TASK REQUIREMENTS:
Extract, from the records beneath this instruction, each line that contains the word "icon".

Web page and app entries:
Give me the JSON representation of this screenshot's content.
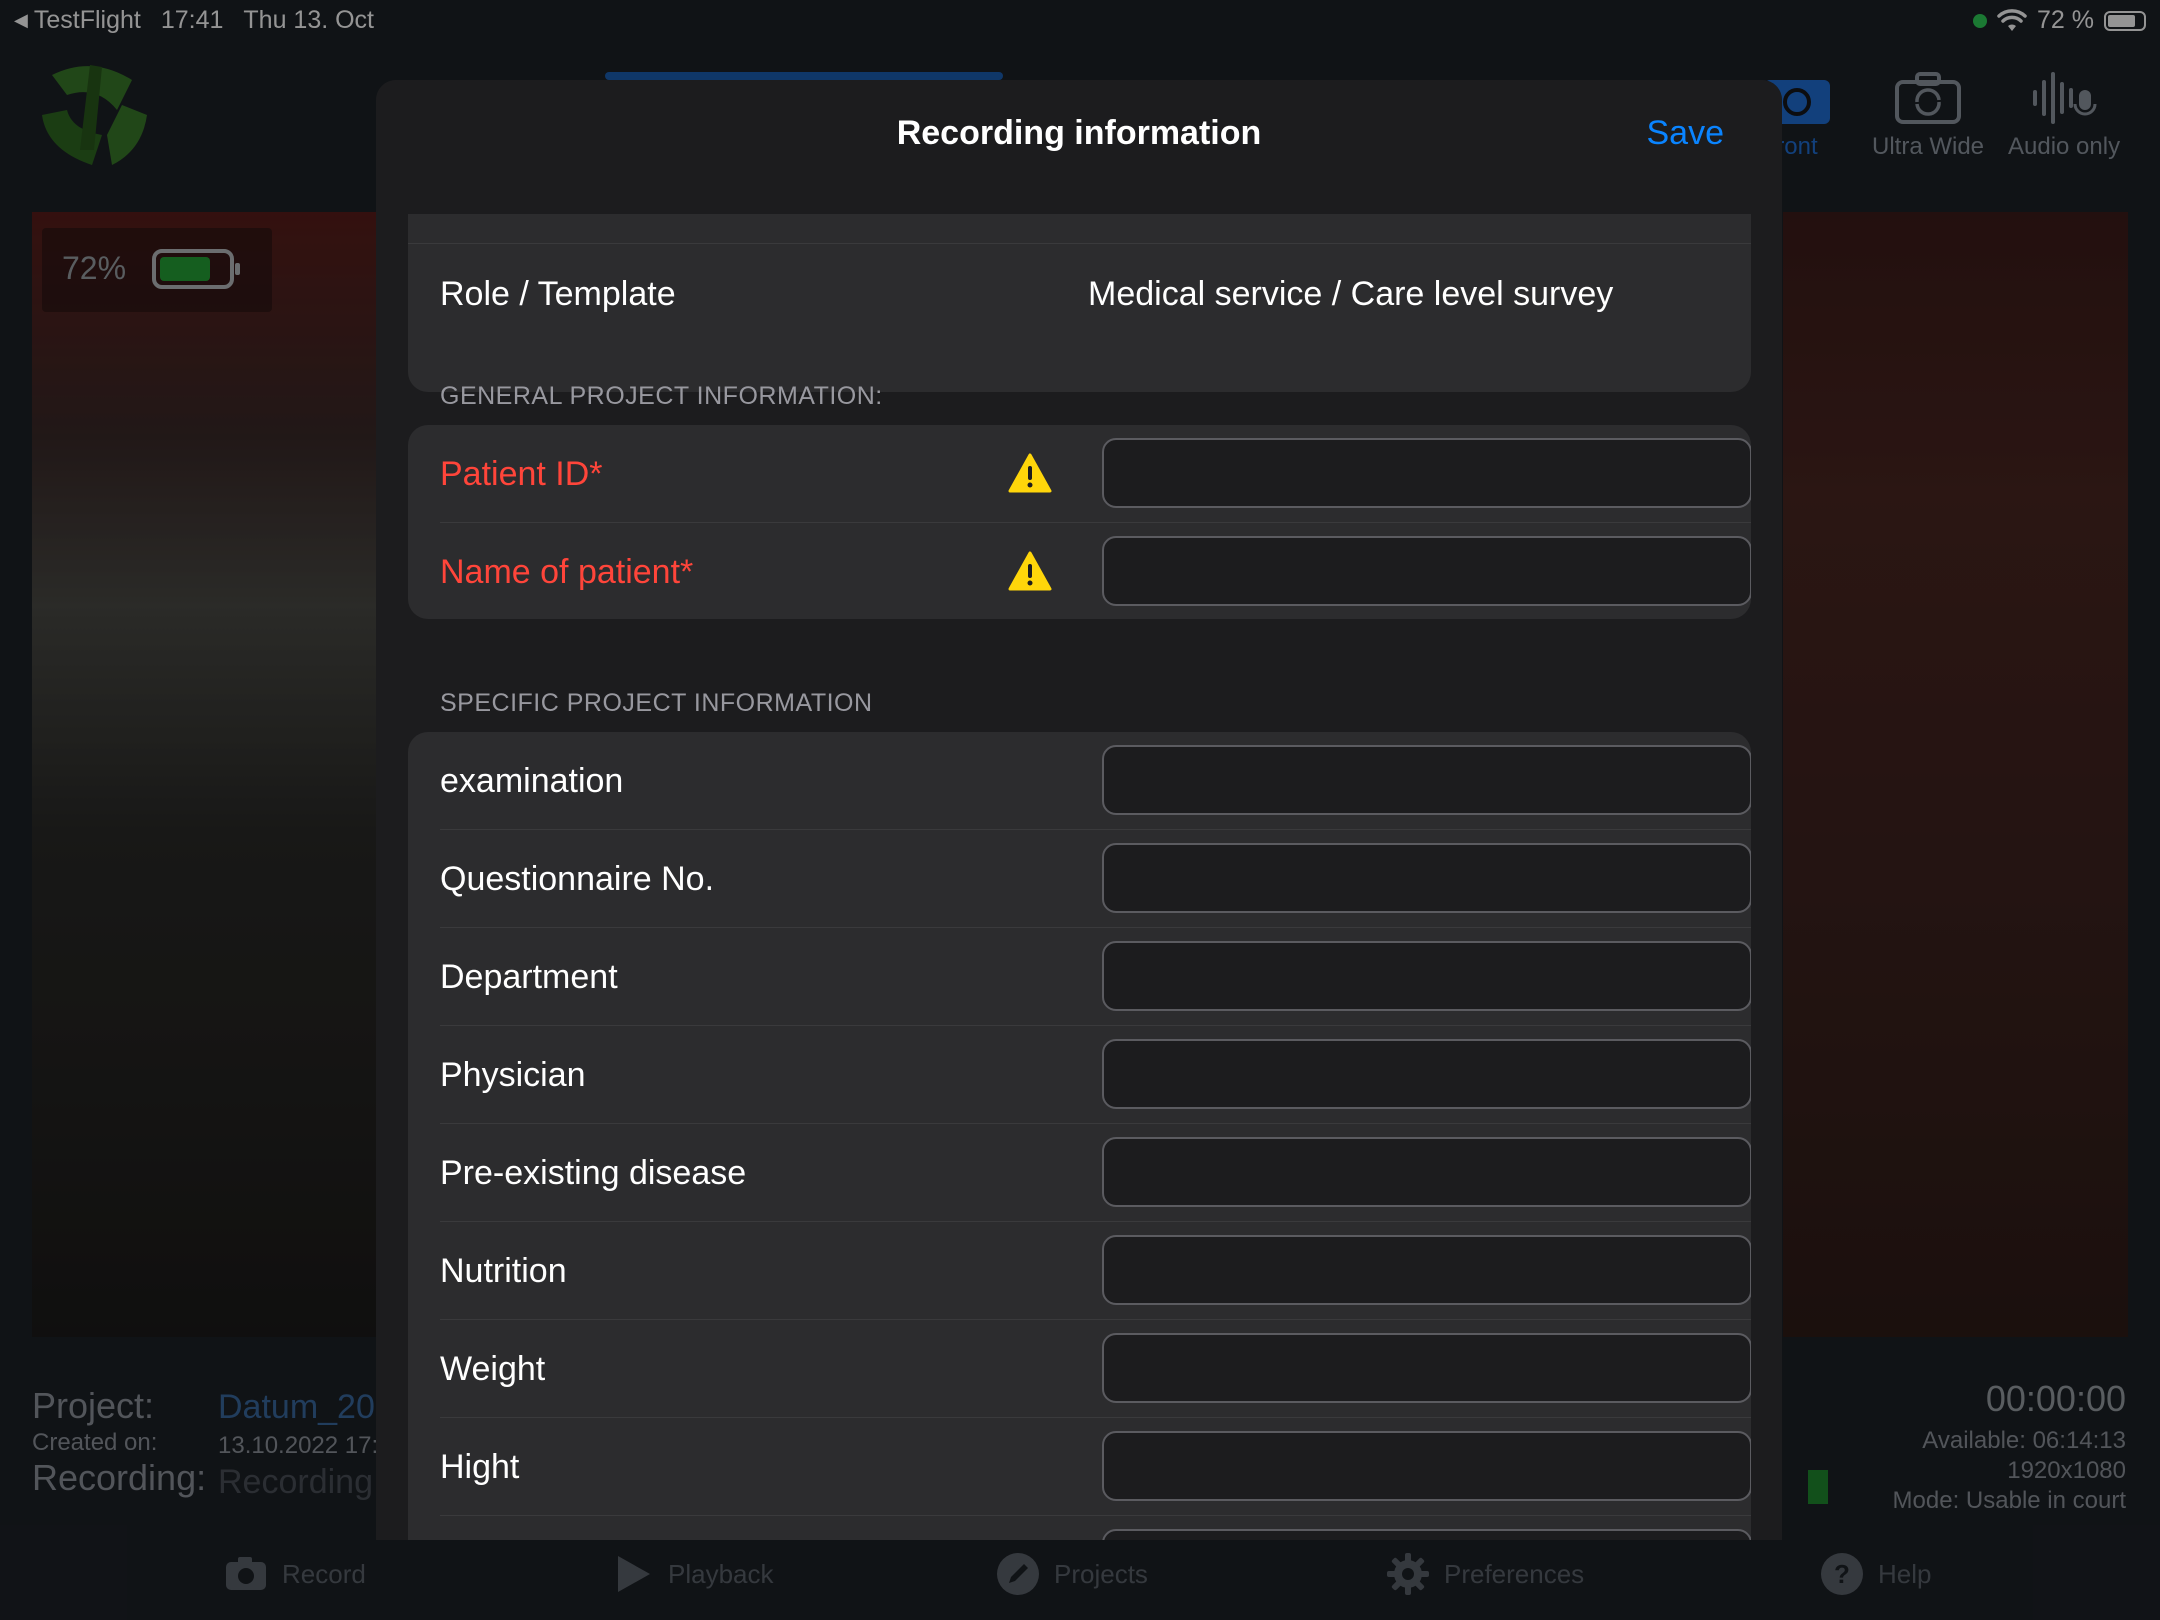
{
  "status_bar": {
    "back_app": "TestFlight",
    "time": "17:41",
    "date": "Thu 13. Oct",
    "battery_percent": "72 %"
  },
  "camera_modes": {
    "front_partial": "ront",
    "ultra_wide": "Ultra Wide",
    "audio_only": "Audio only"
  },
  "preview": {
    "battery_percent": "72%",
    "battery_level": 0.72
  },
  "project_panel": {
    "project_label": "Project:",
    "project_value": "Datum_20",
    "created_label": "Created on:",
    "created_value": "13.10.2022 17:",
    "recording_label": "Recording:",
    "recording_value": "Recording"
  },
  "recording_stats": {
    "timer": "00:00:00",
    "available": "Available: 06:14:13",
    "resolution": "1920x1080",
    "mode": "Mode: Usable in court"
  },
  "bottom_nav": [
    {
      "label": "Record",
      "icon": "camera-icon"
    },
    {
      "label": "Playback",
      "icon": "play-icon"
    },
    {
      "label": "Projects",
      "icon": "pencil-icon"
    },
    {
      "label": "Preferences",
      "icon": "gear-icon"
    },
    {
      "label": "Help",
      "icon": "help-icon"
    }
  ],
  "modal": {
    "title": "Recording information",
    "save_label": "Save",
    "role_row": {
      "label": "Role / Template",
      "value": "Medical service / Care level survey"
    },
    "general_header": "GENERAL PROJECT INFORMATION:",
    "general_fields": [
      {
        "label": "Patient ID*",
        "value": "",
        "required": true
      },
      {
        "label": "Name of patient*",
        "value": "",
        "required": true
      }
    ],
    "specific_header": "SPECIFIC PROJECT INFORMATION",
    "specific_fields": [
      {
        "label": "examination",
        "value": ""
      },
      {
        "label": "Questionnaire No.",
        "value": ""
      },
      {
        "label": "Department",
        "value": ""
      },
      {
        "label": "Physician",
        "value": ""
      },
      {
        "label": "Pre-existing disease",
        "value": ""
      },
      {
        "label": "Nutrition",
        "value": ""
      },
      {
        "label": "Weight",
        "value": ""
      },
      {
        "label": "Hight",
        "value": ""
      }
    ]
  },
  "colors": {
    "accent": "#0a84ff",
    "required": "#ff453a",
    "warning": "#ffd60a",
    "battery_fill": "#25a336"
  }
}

RESPONSE:
      "icon": "camera-icon"
      "icon": "play-icon"
      "icon": "pencil-icon"
      "icon": "gear-icon"
      "icon": "help-icon"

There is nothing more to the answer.